(Task item): From the listing below, count the lines that contain the string "name", then state only that number.

(Provided entries):
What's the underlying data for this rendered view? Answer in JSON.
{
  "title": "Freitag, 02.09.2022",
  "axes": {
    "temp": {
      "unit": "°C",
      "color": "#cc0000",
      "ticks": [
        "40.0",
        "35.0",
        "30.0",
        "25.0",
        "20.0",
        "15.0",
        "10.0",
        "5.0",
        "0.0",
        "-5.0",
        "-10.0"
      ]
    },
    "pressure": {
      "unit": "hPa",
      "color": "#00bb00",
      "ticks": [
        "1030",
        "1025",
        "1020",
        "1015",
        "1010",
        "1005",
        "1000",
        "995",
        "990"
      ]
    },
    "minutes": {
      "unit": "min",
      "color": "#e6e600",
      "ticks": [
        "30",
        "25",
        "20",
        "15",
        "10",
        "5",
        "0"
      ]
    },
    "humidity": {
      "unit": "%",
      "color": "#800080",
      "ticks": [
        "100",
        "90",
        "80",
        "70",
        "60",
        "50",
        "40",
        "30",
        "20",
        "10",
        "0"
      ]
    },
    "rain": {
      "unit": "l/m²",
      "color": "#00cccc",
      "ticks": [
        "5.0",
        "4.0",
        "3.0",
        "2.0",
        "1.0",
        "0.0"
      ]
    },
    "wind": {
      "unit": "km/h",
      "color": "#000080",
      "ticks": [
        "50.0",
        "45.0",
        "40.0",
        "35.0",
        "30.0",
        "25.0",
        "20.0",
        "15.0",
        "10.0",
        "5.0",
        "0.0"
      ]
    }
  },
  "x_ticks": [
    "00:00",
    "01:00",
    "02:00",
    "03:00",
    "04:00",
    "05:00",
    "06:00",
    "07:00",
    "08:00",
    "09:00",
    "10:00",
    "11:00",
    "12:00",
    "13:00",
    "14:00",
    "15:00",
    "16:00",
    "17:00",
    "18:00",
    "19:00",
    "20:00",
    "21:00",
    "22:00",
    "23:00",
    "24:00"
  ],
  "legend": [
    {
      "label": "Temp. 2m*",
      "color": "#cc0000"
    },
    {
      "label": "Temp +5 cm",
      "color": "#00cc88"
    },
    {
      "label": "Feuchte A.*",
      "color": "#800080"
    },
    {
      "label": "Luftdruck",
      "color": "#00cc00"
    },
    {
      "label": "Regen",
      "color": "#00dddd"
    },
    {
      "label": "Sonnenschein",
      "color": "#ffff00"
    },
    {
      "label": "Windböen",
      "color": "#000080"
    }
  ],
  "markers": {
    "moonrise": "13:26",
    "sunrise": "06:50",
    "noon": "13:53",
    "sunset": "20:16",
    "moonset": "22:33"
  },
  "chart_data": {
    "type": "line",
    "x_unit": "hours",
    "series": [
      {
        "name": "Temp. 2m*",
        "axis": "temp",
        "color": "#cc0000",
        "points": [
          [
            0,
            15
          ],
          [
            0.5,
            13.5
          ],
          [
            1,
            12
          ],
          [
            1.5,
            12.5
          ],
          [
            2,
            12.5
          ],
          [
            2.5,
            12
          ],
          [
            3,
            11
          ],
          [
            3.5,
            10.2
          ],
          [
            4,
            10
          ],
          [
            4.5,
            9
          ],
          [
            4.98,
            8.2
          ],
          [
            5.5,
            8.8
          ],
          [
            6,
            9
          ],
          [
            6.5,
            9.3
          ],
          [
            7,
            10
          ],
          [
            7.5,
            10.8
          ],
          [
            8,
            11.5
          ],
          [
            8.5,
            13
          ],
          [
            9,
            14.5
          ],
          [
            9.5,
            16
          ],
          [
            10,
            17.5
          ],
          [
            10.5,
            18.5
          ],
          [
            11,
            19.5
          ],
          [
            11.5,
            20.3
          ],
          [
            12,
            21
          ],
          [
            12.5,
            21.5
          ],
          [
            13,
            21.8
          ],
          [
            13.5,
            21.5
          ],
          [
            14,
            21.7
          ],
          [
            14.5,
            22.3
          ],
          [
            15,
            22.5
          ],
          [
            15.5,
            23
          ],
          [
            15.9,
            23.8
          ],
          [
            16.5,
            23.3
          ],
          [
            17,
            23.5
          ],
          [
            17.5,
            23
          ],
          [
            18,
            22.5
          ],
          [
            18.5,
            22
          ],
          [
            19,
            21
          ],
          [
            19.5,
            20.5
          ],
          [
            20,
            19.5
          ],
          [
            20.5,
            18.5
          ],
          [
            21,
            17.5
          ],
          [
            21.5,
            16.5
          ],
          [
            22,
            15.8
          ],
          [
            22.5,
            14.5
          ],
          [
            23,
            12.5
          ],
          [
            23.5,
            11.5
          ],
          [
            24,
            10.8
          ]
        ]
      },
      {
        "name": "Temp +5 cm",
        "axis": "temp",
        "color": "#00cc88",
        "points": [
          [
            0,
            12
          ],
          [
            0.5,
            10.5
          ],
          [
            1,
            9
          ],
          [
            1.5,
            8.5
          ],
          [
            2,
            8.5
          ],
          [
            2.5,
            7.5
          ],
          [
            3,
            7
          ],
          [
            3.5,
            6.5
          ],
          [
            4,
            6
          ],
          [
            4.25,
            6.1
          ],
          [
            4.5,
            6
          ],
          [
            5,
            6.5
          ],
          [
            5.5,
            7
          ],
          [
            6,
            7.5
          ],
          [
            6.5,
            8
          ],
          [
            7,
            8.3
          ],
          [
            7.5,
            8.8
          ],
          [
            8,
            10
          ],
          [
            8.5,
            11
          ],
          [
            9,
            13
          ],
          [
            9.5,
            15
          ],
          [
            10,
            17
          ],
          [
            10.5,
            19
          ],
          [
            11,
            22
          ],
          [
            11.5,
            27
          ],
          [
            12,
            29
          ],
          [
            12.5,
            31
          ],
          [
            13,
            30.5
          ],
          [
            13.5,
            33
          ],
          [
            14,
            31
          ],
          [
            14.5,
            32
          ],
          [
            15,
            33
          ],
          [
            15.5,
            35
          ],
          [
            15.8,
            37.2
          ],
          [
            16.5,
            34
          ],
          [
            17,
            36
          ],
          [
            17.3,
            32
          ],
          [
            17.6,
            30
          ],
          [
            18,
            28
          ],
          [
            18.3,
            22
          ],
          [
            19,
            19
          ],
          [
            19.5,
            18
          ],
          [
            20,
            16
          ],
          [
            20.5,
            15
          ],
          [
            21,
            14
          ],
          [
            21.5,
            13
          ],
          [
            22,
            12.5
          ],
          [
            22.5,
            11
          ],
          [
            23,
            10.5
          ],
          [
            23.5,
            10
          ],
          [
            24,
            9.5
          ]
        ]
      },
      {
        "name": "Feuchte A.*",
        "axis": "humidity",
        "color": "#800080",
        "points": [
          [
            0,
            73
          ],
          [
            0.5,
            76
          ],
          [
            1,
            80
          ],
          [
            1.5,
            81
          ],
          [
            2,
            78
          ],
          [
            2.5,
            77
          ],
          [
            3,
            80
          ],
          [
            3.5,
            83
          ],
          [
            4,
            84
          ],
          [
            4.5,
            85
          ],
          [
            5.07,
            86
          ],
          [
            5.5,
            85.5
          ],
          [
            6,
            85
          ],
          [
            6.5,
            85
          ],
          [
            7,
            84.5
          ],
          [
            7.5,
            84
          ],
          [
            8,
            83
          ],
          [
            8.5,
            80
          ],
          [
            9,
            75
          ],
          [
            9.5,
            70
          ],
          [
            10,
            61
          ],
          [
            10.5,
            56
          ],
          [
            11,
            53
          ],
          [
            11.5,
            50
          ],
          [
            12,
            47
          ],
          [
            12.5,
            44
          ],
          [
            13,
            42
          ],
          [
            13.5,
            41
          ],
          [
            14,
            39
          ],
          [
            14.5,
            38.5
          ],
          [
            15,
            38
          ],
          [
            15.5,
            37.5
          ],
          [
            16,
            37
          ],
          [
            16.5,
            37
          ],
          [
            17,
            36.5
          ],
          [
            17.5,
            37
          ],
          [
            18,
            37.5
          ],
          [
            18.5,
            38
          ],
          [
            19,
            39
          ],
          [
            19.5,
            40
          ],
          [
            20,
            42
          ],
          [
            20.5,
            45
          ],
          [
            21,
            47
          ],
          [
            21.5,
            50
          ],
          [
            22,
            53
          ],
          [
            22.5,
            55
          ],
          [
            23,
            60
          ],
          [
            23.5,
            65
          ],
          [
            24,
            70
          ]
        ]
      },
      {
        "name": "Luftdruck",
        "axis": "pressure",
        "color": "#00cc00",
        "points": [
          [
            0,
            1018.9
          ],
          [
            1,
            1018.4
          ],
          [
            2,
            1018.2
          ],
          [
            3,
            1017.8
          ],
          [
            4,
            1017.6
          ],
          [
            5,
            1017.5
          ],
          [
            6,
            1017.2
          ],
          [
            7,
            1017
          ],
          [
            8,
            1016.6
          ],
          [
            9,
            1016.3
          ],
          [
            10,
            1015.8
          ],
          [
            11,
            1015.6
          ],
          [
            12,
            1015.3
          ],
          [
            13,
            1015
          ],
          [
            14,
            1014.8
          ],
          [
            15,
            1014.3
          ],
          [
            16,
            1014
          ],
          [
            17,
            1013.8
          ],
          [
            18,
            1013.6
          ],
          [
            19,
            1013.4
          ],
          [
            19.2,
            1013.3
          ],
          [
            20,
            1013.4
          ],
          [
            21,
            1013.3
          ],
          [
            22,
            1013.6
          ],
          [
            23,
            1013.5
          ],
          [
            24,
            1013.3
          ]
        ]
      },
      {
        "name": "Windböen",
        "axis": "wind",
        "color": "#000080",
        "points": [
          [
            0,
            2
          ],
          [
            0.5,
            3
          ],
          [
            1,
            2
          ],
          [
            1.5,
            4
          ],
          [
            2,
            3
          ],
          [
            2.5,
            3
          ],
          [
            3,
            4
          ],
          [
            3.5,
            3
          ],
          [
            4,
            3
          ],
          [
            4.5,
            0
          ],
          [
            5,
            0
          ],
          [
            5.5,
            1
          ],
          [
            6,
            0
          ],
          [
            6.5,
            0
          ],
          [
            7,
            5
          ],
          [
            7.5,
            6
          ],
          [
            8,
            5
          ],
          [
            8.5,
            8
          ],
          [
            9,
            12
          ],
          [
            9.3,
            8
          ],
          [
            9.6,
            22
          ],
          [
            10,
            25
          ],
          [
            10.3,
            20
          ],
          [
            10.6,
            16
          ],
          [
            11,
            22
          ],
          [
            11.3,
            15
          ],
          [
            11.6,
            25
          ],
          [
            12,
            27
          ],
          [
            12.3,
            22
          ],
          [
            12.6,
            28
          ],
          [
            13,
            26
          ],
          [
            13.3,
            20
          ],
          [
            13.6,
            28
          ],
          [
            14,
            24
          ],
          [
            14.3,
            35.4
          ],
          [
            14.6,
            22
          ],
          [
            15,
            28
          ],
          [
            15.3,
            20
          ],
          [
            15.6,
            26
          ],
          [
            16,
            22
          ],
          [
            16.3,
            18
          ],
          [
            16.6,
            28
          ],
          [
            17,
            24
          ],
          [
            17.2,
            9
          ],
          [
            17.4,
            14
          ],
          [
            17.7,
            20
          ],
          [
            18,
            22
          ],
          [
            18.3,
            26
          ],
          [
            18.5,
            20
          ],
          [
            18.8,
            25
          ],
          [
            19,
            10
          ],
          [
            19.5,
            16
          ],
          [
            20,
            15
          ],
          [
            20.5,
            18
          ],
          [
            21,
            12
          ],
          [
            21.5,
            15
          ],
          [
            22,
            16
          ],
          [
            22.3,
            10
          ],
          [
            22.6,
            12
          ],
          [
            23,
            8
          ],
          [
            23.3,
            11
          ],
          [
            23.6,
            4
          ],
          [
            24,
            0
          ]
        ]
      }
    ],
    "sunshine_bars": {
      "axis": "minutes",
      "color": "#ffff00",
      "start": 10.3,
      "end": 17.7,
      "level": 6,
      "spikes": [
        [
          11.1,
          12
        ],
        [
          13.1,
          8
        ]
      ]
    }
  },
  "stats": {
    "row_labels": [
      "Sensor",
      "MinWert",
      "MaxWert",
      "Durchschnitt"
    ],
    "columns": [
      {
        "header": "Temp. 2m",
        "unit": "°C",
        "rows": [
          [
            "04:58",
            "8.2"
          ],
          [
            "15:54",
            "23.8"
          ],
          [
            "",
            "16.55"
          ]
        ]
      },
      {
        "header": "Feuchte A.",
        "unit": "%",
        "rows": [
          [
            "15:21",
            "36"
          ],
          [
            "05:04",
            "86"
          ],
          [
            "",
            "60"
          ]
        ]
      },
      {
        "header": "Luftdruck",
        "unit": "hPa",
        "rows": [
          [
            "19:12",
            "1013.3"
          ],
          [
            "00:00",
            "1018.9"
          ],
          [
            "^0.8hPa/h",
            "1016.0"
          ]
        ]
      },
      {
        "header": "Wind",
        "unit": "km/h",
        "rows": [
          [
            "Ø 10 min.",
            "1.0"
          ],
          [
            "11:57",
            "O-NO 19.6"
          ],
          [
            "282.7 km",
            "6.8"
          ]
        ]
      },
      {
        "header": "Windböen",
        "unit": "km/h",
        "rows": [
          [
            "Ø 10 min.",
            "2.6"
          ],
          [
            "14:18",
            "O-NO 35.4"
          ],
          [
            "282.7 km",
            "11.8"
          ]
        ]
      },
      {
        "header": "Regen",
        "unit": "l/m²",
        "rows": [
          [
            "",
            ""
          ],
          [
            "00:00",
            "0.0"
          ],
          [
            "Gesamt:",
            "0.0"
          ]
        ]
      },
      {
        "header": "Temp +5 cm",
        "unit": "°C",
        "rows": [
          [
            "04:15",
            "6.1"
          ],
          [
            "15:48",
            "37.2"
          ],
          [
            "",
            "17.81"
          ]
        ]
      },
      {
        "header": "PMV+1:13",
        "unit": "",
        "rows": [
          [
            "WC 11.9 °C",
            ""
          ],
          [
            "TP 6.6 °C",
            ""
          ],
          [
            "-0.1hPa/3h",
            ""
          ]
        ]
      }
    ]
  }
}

(Task output): 5